  • Dennis Sheehan on Sharp TalkingAs a plumber I drilled or cut many round holes usually anywhere from 1/2” through 8” and the benefit of a sharp bit and new worm was self evident at the end of the day . The master…
  • Joe on Sharp TalkingThanks Paul. I followed your advice regarding diamond stones. Have my three and have never looked back. They work well and I'm blissfully ignorant of any other way and happy to rem…
  • Patrick Sadr on Sharp Talking"I do use a coarse abrasive, cloth-backed, to reestablish a damaged bevel and so on, or if I have gone out of square." Paul could you please go on about this?

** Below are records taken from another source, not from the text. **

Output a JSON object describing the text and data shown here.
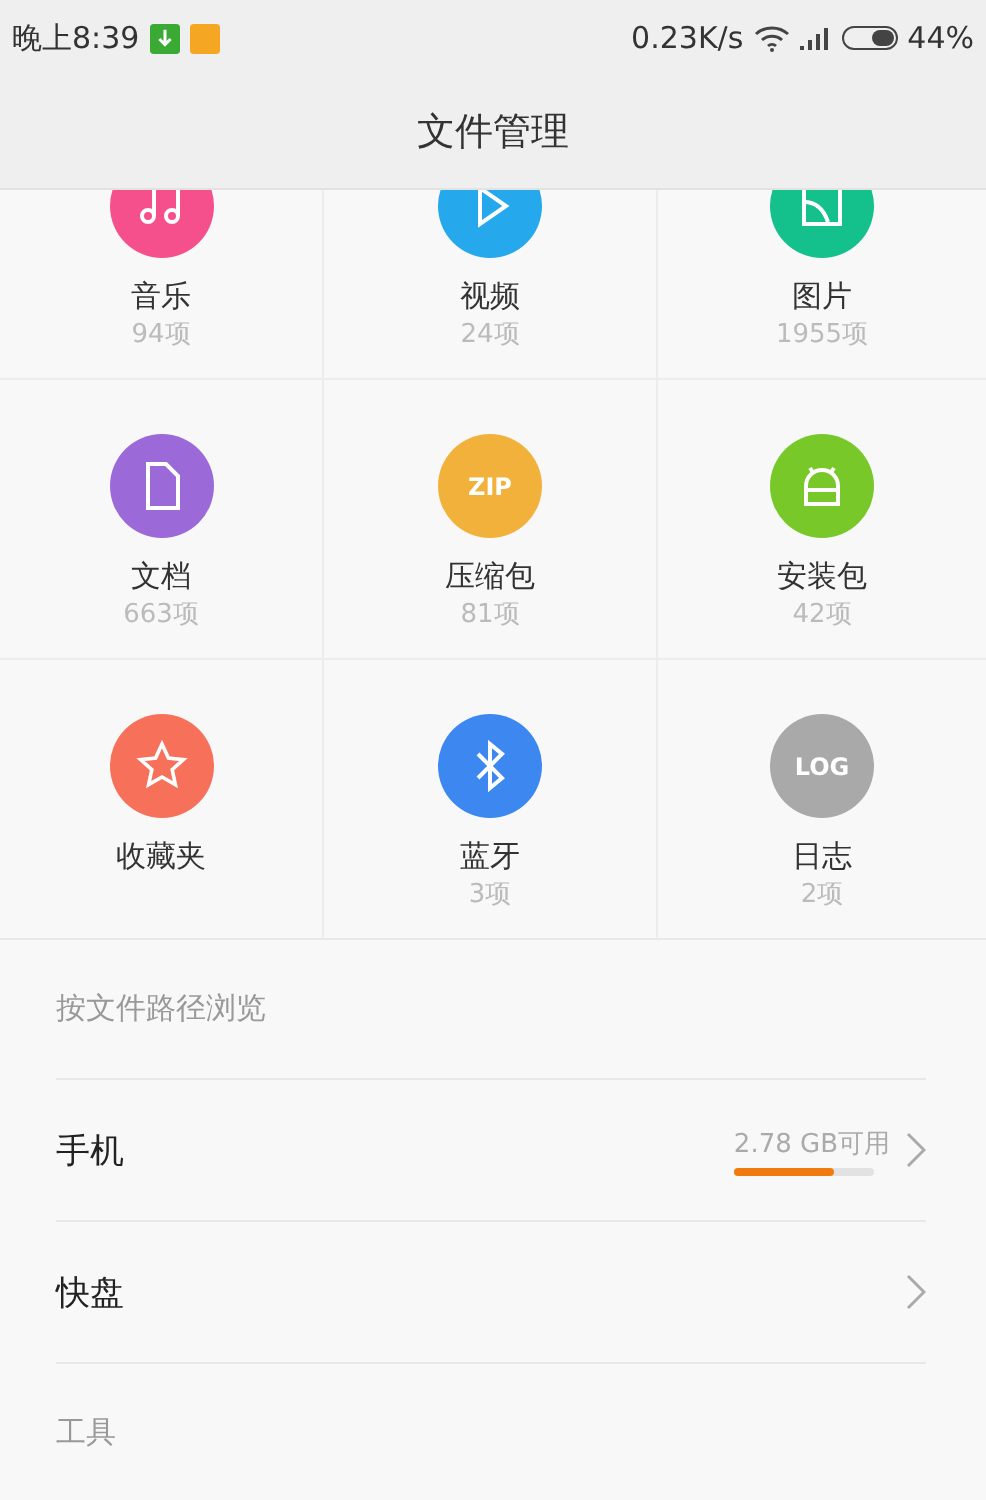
{
  "status_bar": {
    "time": "晚上8:39",
    "speed": "0.23K/s",
    "battery": "44%"
  },
  "header": {
    "title": "文件管理"
  },
  "categories": [
    {
      "kind": "music",
      "label": "音乐",
      "count": "94项",
      "color": "#f5508c"
    },
    {
      "kind": "video",
      "label": "视频",
      "count": "24项",
      "color": "#25a9ec"
    },
    {
      "kind": "image",
      "label": "图片",
      "count": "1955项",
      "color": "#14c08c"
    },
    {
      "kind": "document",
      "label": "文档",
      "count": "663项",
      "color": "#9b6ad8"
    },
    {
      "kind": "badge",
      "badge": "ZIP",
      "label": "压缩包",
      "count": "81项",
      "color": "#f2b13b"
    },
    {
      "kind": "android",
      "label": "安装包",
      "count": "42项",
      "color": "#78c82a"
    },
    {
      "kind": "star",
      "label": "收藏夹",
      "color": "#f7705a"
    },
    {
      "kind": "bluetooth",
      "label": "蓝牙",
      "count": "3项",
      "color": "#3d88f0"
    },
    {
      "kind": "badge",
      "badge": "LOG",
      "label": "日志",
      "count": "2项",
      "color": "#a9a9a9"
    }
  ],
  "browse": {
    "heading": "按文件路径浏览",
    "items": [
      {
        "label": "手机",
        "free": "2.78 GB可用",
        "level": 0.71
      },
      {
        "label": "快盘"
      }
    ]
  },
  "tools": {
    "heading": "工具"
  }
}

I do vaguely remember…
  • Brandon Wilson on Sharp TalkingPaul: *is an expert and a Sellers and talks about sharpening* Also Paul: *complains when "expert sellers" talk about sharpening* (yes, I know I'm not the first and probably won't b…
  • Jerry Stark on Sharp TalkingI certainly agree with Paul on this one. The more time I have spent wood working, the more I have realized that it is better to build skills than it is to buy machines. (I could ha…
  • Samuel on Sharp TalkingIn relation to sharpening Paul has taught me the word “acuity”